### WHAT THE TASK ASKS
Return a copy of each line in the listing that includes the word "Metadata".

### DATASET
• • •

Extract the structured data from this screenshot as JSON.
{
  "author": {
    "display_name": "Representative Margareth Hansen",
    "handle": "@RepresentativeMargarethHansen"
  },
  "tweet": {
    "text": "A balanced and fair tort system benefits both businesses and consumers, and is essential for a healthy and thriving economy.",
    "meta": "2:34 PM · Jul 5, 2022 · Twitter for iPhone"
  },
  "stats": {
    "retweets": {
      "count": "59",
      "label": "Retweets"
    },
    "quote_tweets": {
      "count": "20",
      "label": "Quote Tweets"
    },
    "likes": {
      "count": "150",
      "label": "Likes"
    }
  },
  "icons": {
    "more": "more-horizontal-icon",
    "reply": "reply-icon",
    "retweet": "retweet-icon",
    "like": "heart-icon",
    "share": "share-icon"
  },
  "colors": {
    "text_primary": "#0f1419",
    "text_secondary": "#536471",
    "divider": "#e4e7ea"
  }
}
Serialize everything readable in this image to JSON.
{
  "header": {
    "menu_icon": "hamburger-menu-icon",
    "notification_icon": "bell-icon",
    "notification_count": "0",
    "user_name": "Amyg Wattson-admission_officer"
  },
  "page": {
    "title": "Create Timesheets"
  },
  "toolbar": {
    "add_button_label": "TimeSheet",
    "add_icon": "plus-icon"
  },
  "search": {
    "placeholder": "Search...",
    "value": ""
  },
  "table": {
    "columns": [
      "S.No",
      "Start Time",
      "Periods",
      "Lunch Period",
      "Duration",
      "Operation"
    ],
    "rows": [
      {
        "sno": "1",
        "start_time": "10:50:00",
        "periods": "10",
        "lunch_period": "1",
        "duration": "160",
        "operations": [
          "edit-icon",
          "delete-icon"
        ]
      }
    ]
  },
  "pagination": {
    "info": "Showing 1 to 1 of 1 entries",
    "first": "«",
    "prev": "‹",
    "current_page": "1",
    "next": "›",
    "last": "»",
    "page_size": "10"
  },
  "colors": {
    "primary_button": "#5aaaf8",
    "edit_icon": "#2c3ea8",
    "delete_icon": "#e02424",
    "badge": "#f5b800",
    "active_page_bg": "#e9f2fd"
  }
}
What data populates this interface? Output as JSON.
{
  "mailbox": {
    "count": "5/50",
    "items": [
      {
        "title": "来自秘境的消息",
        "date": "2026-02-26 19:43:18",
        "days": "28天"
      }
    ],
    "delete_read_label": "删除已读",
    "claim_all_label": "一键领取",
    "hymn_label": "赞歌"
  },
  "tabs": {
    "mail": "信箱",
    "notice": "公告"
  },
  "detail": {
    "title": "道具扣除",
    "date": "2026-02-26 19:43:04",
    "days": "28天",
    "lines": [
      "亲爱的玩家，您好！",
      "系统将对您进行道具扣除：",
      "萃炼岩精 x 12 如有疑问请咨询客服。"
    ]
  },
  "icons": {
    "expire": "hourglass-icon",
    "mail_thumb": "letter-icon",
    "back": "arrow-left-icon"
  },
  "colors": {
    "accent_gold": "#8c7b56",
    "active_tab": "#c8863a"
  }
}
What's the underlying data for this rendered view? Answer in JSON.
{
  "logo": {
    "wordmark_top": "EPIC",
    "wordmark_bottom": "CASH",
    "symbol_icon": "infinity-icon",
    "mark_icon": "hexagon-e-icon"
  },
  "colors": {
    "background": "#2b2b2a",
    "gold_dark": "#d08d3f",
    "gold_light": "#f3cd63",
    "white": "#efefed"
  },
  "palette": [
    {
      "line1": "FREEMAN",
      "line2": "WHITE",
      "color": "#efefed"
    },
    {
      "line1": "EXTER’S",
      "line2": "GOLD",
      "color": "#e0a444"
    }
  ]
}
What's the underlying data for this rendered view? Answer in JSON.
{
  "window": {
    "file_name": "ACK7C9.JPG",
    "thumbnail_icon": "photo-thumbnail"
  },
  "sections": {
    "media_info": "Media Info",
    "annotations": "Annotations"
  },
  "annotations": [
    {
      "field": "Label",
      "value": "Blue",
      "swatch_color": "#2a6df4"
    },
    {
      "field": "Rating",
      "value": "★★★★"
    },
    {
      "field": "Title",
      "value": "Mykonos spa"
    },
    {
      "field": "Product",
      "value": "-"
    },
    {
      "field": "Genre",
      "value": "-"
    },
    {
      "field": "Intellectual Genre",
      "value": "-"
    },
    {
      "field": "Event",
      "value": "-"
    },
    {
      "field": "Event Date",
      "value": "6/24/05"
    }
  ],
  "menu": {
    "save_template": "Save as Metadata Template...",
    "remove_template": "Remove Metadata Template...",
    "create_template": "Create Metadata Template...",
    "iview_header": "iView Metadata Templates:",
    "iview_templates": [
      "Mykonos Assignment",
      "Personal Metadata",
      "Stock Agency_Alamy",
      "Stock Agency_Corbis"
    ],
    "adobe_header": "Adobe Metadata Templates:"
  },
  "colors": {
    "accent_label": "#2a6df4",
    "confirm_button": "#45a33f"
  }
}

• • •

### REPLY
    "save_template": "Save as Metadata Template...",
    "remove_template": "Remove Metadata Template...",
    "create_template": "Create Metadata Template...",
    "iview_header": "iView Metadata Templates:",
      "Personal Metadata",
    "adobe_header": "Adobe Metadata Templates:"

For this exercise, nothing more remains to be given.